PROBLEM REQUIREMENTS
The result should be a word-for-word retyping of the entries below, free of pictures.

ENTRIES PROVIDED
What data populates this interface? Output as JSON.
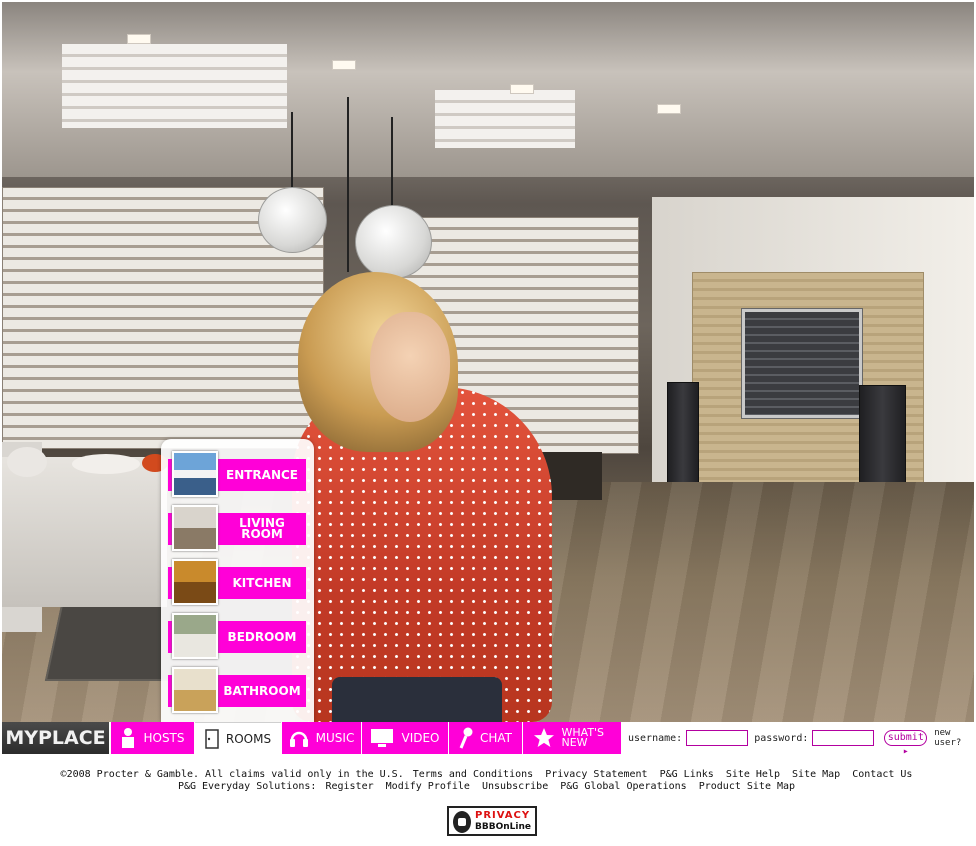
{
  "nav": {
    "logo": "MYPLACE",
    "items": [
      {
        "label": "HOSTS",
        "icon": "person-icon"
      },
      {
        "label": "ROOMS",
        "icon": "door-icon"
      },
      {
        "label": "MUSIC",
        "icon": "headphones-icon"
      },
      {
        "label": "VIDEO",
        "icon": "monitor-icon"
      },
      {
        "label": "CHAT",
        "icon": "microphone-icon"
      },
      {
        "label": "WHAT'S NEW",
        "icon": "star-icon"
      }
    ],
    "active": "ROOMS",
    "accent_color": "#ff00d8"
  },
  "login": {
    "username_label": "username:",
    "password_label": "password:",
    "submit_label": "submit ▸",
    "new_user_label": "new user?"
  },
  "rooms_menu": [
    {
      "label": "ENTRANCE"
    },
    {
      "label": "LIVING ROOM"
    },
    {
      "label": "KITCHEN"
    },
    {
      "label": "BEDROOM"
    },
    {
      "label": "BATHROOM"
    }
  ],
  "footer": {
    "copyright": "©2008 Procter & Gamble. All claims valid only in the U.S.",
    "links_row1": [
      "Terms and Conditions",
      "Privacy Statement",
      "P&G Links",
      "Site Help",
      "Site Map",
      "Contact Us"
    ],
    "row2_label": "P&G Everyday Solutions:",
    "links_row2": [
      "Register",
      "Modify Profile",
      "Unsubscribe",
      "P&G Global Operations",
      "Product Site Map"
    ],
    "badge_top": "PRIVACY",
    "badge_bottom": "BBBOnLine"
  }
}
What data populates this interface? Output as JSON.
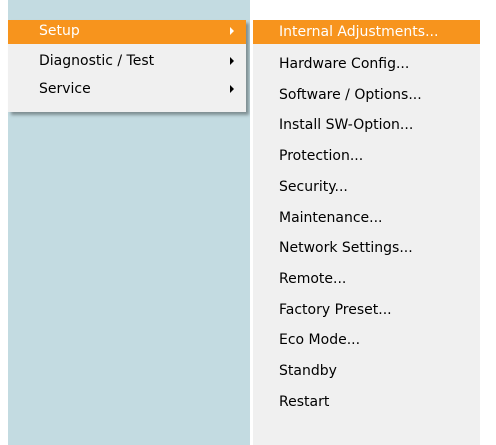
{
  "colors": {
    "accent": "#f7941d",
    "menu_bg": "#f0f0f0",
    "desktop_bg": "#c3dbe1"
  },
  "main_menu": {
    "items": [
      {
        "label": "Setup",
        "has_submenu": true,
        "active": true
      },
      {
        "label": "Diagnostic / Test",
        "has_submenu": true,
        "active": false
      },
      {
        "label": "Service",
        "has_submenu": true,
        "active": false
      }
    ]
  },
  "sub_menu": {
    "items": [
      {
        "label": "Internal Adjustments...",
        "active": true
      },
      {
        "label": "Hardware Config..."
      },
      {
        "label": "Software / Options..."
      },
      {
        "label": "Install SW-Option..."
      },
      {
        "label": "Protection..."
      },
      {
        "label": "Security..."
      },
      {
        "label": "Maintenance..."
      },
      {
        "label": "Network Settings..."
      },
      {
        "label": "Remote..."
      },
      {
        "label": "Factory Preset..."
      },
      {
        "label": "Eco Mode..."
      },
      {
        "label": "Standby"
      },
      {
        "label": "Restart"
      }
    ]
  }
}
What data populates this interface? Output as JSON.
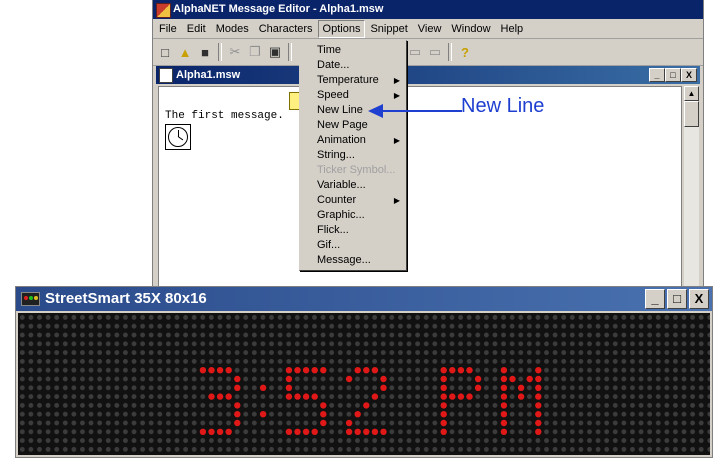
{
  "editor": {
    "title": "AlphaNET Message Editor - Alpha1.msw",
    "menu": [
      "File",
      "Edit",
      "Modes",
      "Characters",
      "Options",
      "Snippet",
      "View",
      "Window",
      "Help"
    ],
    "active_menu": "Options",
    "toolbar_icons": [
      "new-icon",
      "open-icon",
      "save-icon",
      "cut-icon",
      "copy-icon",
      "paste-icon",
      "print-icon",
      "format-icon",
      "format-icon",
      "format-icon",
      "help-icon"
    ]
  },
  "child_window": {
    "title": "Alpha1.msw",
    "text": "The first message.",
    "controls": [
      "_",
      "□",
      "X"
    ]
  },
  "options_menu": [
    {
      "label": "Time",
      "submenu": false,
      "disabled": false
    },
    {
      "label": "Date...",
      "submenu": false,
      "disabled": false
    },
    {
      "label": "Temperature",
      "submenu": true,
      "disabled": false
    },
    {
      "label": "Speed",
      "submenu": true,
      "disabled": false
    },
    {
      "label": "New Line",
      "submenu": false,
      "disabled": false
    },
    {
      "label": "New Page",
      "submenu": false,
      "disabled": false
    },
    {
      "label": "Animation",
      "submenu": true,
      "disabled": false
    },
    {
      "label": "String...",
      "submenu": false,
      "disabled": false
    },
    {
      "label": "Ticker Symbol...",
      "submenu": false,
      "disabled": true
    },
    {
      "label": "Variable...",
      "submenu": false,
      "disabled": false
    },
    {
      "label": "Counter",
      "submenu": true,
      "disabled": false
    },
    {
      "label": "Graphic...",
      "submenu": false,
      "disabled": false
    },
    {
      "label": "Flick...",
      "submenu": false,
      "disabled": false
    },
    {
      "label": "Gif...",
      "submenu": false,
      "disabled": false
    },
    {
      "label": "Message...",
      "submenu": false,
      "disabled": false
    }
  ],
  "annotation": {
    "label": "New Line",
    "color": "#1f3fd0"
  },
  "led_window": {
    "title": "StreetSmart 35X 80x16",
    "display_text": "3:52 PM",
    "led_color": "#e01818",
    "controls": [
      "_",
      "□",
      "X"
    ]
  }
}
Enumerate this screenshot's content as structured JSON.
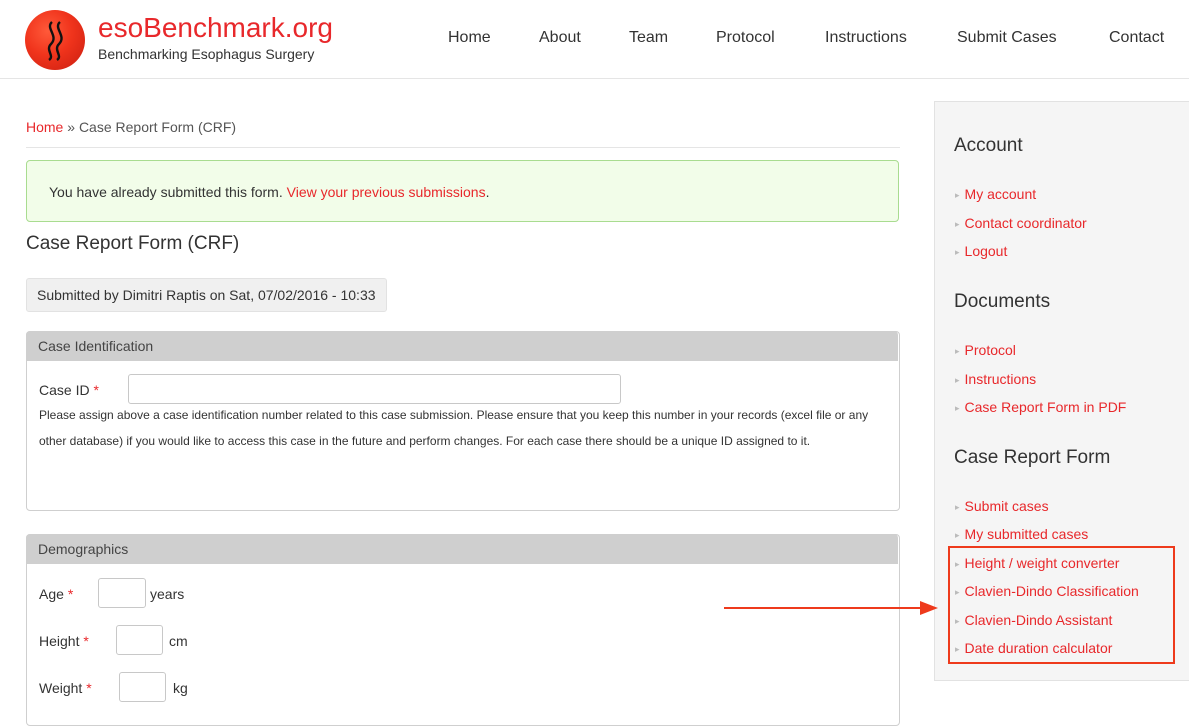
{
  "site": {
    "name": "esoBenchmark.org",
    "slogan": "Benchmarking Esophagus Surgery"
  },
  "nav": [
    "Home",
    "About",
    "Team",
    "Protocol",
    "Instructions",
    "Submit Cases",
    "Contact"
  ],
  "breadcrumb": {
    "home": "Home",
    "separator": " » ",
    "current": "Case Report Form (CRF)"
  },
  "alert": {
    "text": "You have already submitted this form. ",
    "link": "View your previous submissions",
    "end": "."
  },
  "page_title": "Case Report Form (CRF)",
  "submitted_by": "Submitted by Dimitri Raptis on Sat, 07/02/2016 - 10:33",
  "case_identification": {
    "legend": "Case Identification",
    "case_id_label": "Case ID",
    "required_mark": "*",
    "case_id_value": "",
    "description": "Please assign above a case identification number related to this case submission. Please ensure that you keep this number in your records (excel file or any other database) if you would like to access this case in the future and perform changes. For each case there should be a unique ID assigned to it."
  },
  "demographics": {
    "legend": "Demographics",
    "age": {
      "label": "Age",
      "unit": "years",
      "value": ""
    },
    "height": {
      "label": "Height",
      "unit": "cm",
      "value": ""
    },
    "weight": {
      "label": "Weight",
      "unit": "kg",
      "value": ""
    }
  },
  "sidebar": {
    "account": {
      "title": "Account",
      "links": [
        "My account",
        "Contact coordinator",
        "Logout"
      ]
    },
    "documents": {
      "title": "Documents",
      "links": [
        "Protocol",
        "Instructions",
        "Case Report Form in PDF"
      ]
    },
    "crf": {
      "title": "Case Report Form",
      "links": [
        "Submit cases",
        "My submitted cases",
        "Height / weight converter",
        "Clavien-Dindo Classification",
        "Clavien-Dindo Assistant",
        "Date duration calculator"
      ]
    }
  },
  "colors": {
    "accent": "#e8282b",
    "highlight": "#ee3a1c",
    "alert_bg": "#f2fde9",
    "alert_border": "#a9dc90"
  }
}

WRITTEN SOLUTION
What data populates this interface? Output as JSON.
{
  "nav": {
    "logo": "MYPLACE",
    "items": [
      {
        "label": "HOSTS",
        "icon": "person-icon"
      },
      {
        "label": "ROOMS",
        "icon": "door-icon"
      },
      {
        "label": "MUSIC",
        "icon": "headphones-icon"
      },
      {
        "label": "VIDEO",
        "icon": "monitor-icon"
      },
      {
        "label": "CHAT",
        "icon": "microphone-icon"
      },
      {
        "label": "WHAT'S NEW",
        "icon": "star-icon"
      }
    ],
    "active": "ROOMS",
    "accent_color": "#ff00d8"
  },
  "login": {
    "username_label": "username:",
    "password_label": "password:",
    "submit_label": "submit ▸",
    "new_user_label": "new user?"
  },
  "rooms_menu": [
    {
      "label": "ENTRANCE"
    },
    {
      "label": "LIVING ROOM"
    },
    {
      "label": "KITCHEN"
    },
    {
      "label": "BEDROOM"
    },
    {
      "label": "BATHROOM"
    }
  ],
  "footer": {
    "copyright": "©2008 Procter & Gamble. All claims valid only in the U.S.",
    "links_row1": [
      "Terms and Conditions",
      "Privacy Statement",
      "P&G Links",
      "Site Help",
      "Site Map",
      "Contact Us"
    ],
    "row2_label": "P&G Everyday Solutions:",
    "links_row2": [
      "Register",
      "Modify Profile",
      "Unsubscribe",
      "P&G Global Operations",
      "Product Site Map"
    ],
    "badge_top": "PRIVACY",
    "badge_bottom": "BBBOnLine"
  }
}
What data populates this interface? Output as JSON.
{
  "colors": {
    "accent": "#f7941d",
    "menu_bg": "#f0f0f0",
    "desktop_bg": "#c3dbe1"
  },
  "main_menu": {
    "items": [
      {
        "label": "Setup",
        "has_submenu": true,
        "active": true
      },
      {
        "label": "Diagnostic / Test",
        "has_submenu": true,
        "active": false
      },
      {
        "label": "Service",
        "has_submenu": true,
        "active": false
      }
    ]
  },
  "sub_menu": {
    "items": [
      {
        "label": "Internal Adjustments...",
        "active": true
      },
      {
        "label": "Hardware Config..."
      },
      {
        "label": "Software / Options..."
      },
      {
        "label": "Install SW-Option..."
      },
      {
        "label": "Protection..."
      },
      {
        "label": "Security..."
      },
      {
        "label": "Maintenance..."
      },
      {
        "label": "Network Settings..."
      },
      {
        "label": "Remote..."
      },
      {
        "label": "Factory Preset..."
      },
      {
        "label": "Eco Mode..."
      },
      {
        "label": "Standby"
      },
      {
        "label": "Restart"
      }
    ]
  }
}
What data populates this interface? Output as JSON.
{
  "editor": {
    "title": "AlphaNET Message Editor - Alpha1.msw",
    "menu": [
      "File",
      "Edit",
      "Modes",
      "Characters",
      "Options",
      "Snippet",
      "View",
      "Window",
      "Help"
    ],
    "active_menu": "Options",
    "toolbar_icons": [
      "new-icon",
      "open-icon",
      "save-icon",
      "cut-icon",
      "copy-icon",
      "paste-icon",
      "print-icon",
      "format-icon",
      "format-icon",
      "format-icon",
      "help-icon"
    ]
  },
  "child_window": {
    "title": "Alpha1.msw",
    "text": "The first message.",
    "controls": [
      "_",
      "□",
      "X"
    ]
  },
  "options_menu": [
    {
      "label": "Time",
      "submenu": false,
      "disabled": false
    },
    {
      "label": "Date...",
      "submenu": false,
      "disabled": false
    },
    {
      "label": "Temperature",
      "submenu": true,
      "disabled": false
    },
    {
      "label": "Speed",
      "submenu": true,
      "disabled": false
    },
    {
      "label": "New Line",
      "submenu": false,
      "disabled": false
    },
    {
      "label": "New Page",
      "submenu": false,
      "disabled": false
    },
    {
      "label": "Animation",
      "submenu": true,
      "disabled": false
    },
    {
      "label": "String...",
      "submenu": false,
      "disabled": false
    },
    {
      "label": "Ticker Symbol...",
      "submenu": false,
      "disabled": true
    },
    {
      "label": "Variable...",
      "submenu": false,
      "disabled": false
    },
    {
      "label": "Counter",
      "submenu": true,
      "disabled": false
    },
    {
      "label": "Graphic...",
      "submenu": false,
      "disabled": false
    },
    {
      "label": "Flick...",
      "submenu": false,
      "disabled": false
    },
    {
      "label": "Gif...",
      "submenu": false,
      "disabled": false
    },
    {
      "label": "Message...",
      "submenu": false,
      "disabled": false
    }
  ],
  "annotation": {
    "label": "New Line",
    "color": "#1f3fd0"
  },
  "led_window": {
    "title": "StreetSmart 35X 80x16",
    "display_text": "3:52 PM",
    "led_color": "#e01818",
    "controls": [
      "_",
      "□",
      "X"
    ]
  }
}
Enumerate this screenshot's content as structured JSON.
{
  "site": {
    "name": "esoBenchmark.org",
    "slogan": "Benchmarking Esophagus Surgery"
  },
  "nav": [
    "Home",
    "About",
    "Team",
    "Protocol",
    "Instructions",
    "Submit Cases",
    "Contact"
  ],
  "breadcrumb": {
    "home": "Home",
    "separator": " » ",
    "current": "Case Report Form (CRF)"
  },
  "alert": {
    "text": "You have already submitted this form. ",
    "link": "View your previous submissions",
    "end": "."
  },
  "page_title": "Case Report Form (CRF)",
  "submitted_by": "Submitted by Dimitri Raptis on Sat, 07/02/2016 - 10:33",
  "case_identification": {
    "legend": "Case Identification",
    "case_id_label": "Case ID",
    "required_mark": "*",
    "case_id_value": "",
    "description": "Please assign above a case identification number related to this case submission. Please ensure that you keep this number in your records (excel file or any other database) if you would like to access this case in the future and perform changes. For each case there should be a unique ID assigned to it."
  },
  "demographics": {
    "legend": "Demographics",
    "age": {
      "label": "Age",
      "unit": "years",
      "value": ""
    },
    "height": {
      "label": "Height",
      "unit": "cm",
      "value": ""
    },
    "weight": {
      "label": "Weight",
      "unit": "kg",
      "value": ""
    }
  },
  "sidebar": {
    "account": {
      "title": "Account",
      "links": [
        "My account",
        "Contact coordinator",
        "Logout"
      ]
    },
    "documents": {
      "title": "Documents",
      "links": [
        "Protocol",
        "Instructions",
        "Case Report Form in PDF"
      ]
    },
    "crf": {
      "title": "Case Report Form",
      "links": [
        "Submit cases",
        "My submitted cases",
        "Height / weight converter",
        "Clavien-Dindo Classification",
        "Clavien-Dindo Assistant",
        "Date duration calculator"
      ]
    }
  },
  "colors": {
    "accent": "#e8282b",
    "highlight": "#ee3a1c",
    "alert_bg": "#f2fde9",
    "alert_border": "#a9dc90"
  }
}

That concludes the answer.